Generally speaking, the doctor concluded that upon no single point is the sleeve-valve superior to the poppet-valve engine.

Dr. Riedler then goes on to recapitulate his findings, and here he certainly lays his finger on all essentials of modern design, as the two following passages show: —

“The widespread view that high-speed motors afford no important specific improvement in power, because at a higher speed of revolution a higher actual loss is unavoidable, is already refuted by these results. . . . In reality, high speed motors represent the most important progress made in the building of motors and motor vehicles.”

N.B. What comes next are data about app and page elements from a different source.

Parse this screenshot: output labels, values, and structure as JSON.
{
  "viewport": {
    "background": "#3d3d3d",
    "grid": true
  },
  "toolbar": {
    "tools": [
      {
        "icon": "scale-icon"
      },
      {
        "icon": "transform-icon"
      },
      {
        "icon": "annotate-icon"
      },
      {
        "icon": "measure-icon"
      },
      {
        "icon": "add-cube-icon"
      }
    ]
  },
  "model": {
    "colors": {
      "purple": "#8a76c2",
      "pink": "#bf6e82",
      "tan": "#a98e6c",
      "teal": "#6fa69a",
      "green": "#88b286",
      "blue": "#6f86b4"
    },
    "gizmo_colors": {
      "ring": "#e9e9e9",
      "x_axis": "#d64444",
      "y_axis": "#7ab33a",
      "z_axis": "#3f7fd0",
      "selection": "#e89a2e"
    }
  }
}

And again: “If special cooling for the piston be not provided for, increase of motor speed requires a diminution of the piston diameters.”

Curiously enough, in no part of the book is there any mention of the limiting factor of piston speed.

He then goes on to trace how, in the early ’80s, the normal steam engine revolutions of 150-200 per minute were increased to 400 or 500, and before 1890, 800-1,000 had been reached (news to me, I confess, and I wonder who did it). Further advance was stopped, mainly owing to trouble arising from improper valve design, and in adhering for many years to maximum r.p.m. of 1,000-1,500, designers were aiming principally at reliability. By 1912, however, 1,600-1,800 r.p.m. had become normal, with permitted increases to 2,100 r.p.m. for short bursts. He names German Daimler, Benz and Adler as pioneers in the development of the high-speed motor, but ignores the late 19th century advances of De Dion, who was already attaining 3,500 r.p.m., and the successful Bugatti light cars (Type 13) of 1910 onwards. He also adds that the high-speed motor had brought about the use of the gears to aid performance, and it is my suggestion that this first became current practice on the advanced Grand Prix cars of 1908.

The book is of the utmost technical and historical interest throughout—I wish I could find a copy to buy for myself.